TRY IT: In the data below, how many lines contain the string "location"? Reply with the number only.

### INFORMATION ###

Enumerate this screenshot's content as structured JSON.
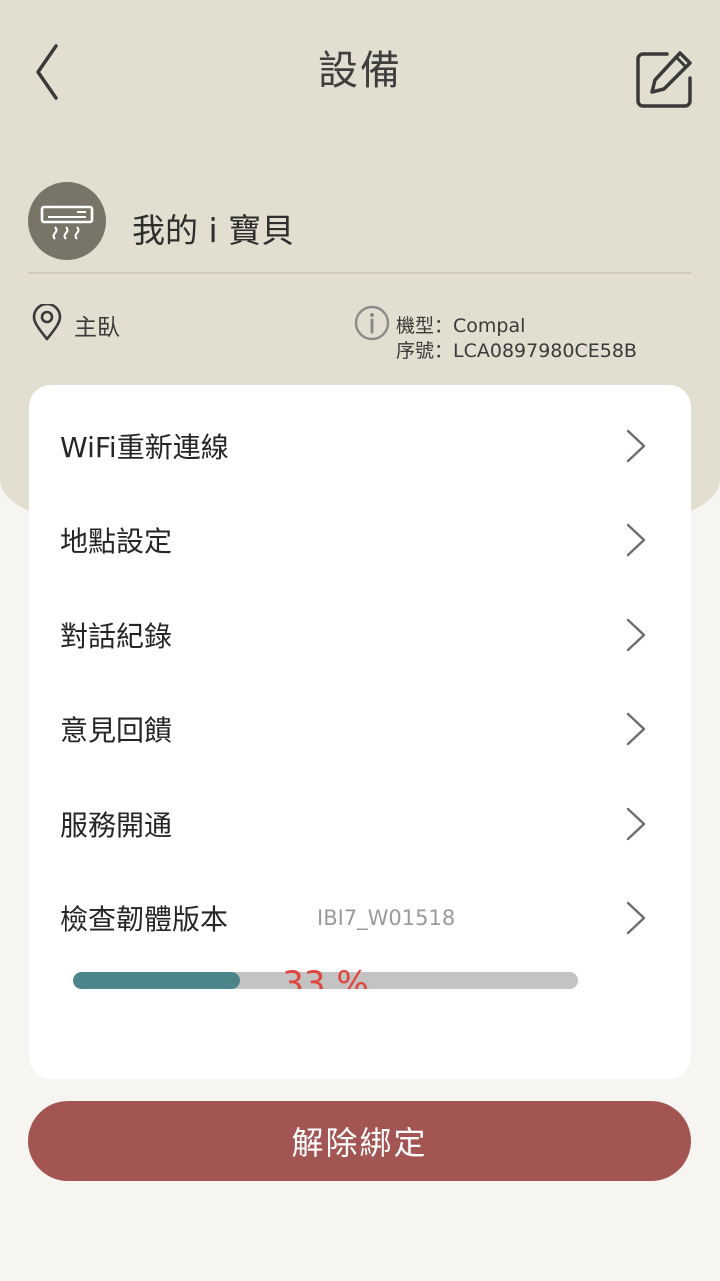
{
  "header": {
    "title": "設備",
    "back_icon": "chevron-left-icon",
    "edit_icon": "edit-icon"
  },
  "device": {
    "name": "我的 i 寶貝",
    "icon": "air-conditioner-icon",
    "location_icon": "location-pin-icon",
    "location": "主臥",
    "info_icon": "info-icon",
    "model_line": "機型：Compal",
    "serial_line": "序號：LCA0897980CE58B"
  },
  "menu": {
    "items": [
      {
        "label": "WiFi重新連線"
      },
      {
        "label": "地點設定"
      },
      {
        "label": "對話紀錄"
      },
      {
        "label": "意見回饋"
      },
      {
        "label": "服務開通"
      },
      {
        "label": "檢查韌體版本",
        "value": "IBI7_W01518"
      }
    ],
    "chevron_icon": "chevron-right-icon"
  },
  "firmware_progress": {
    "percent_text": "33 %",
    "fraction": 0.33
  },
  "unbind_button": {
    "label": "解除綁定"
  },
  "colors": {
    "header_bg": "#e2ded0",
    "page_bg": "#f6f5f1",
    "progress_fill": "#4b858a",
    "progress_text": "#e2453f",
    "unbind_button": "#a35553"
  }
}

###

EXERCISE SOLUTION: 2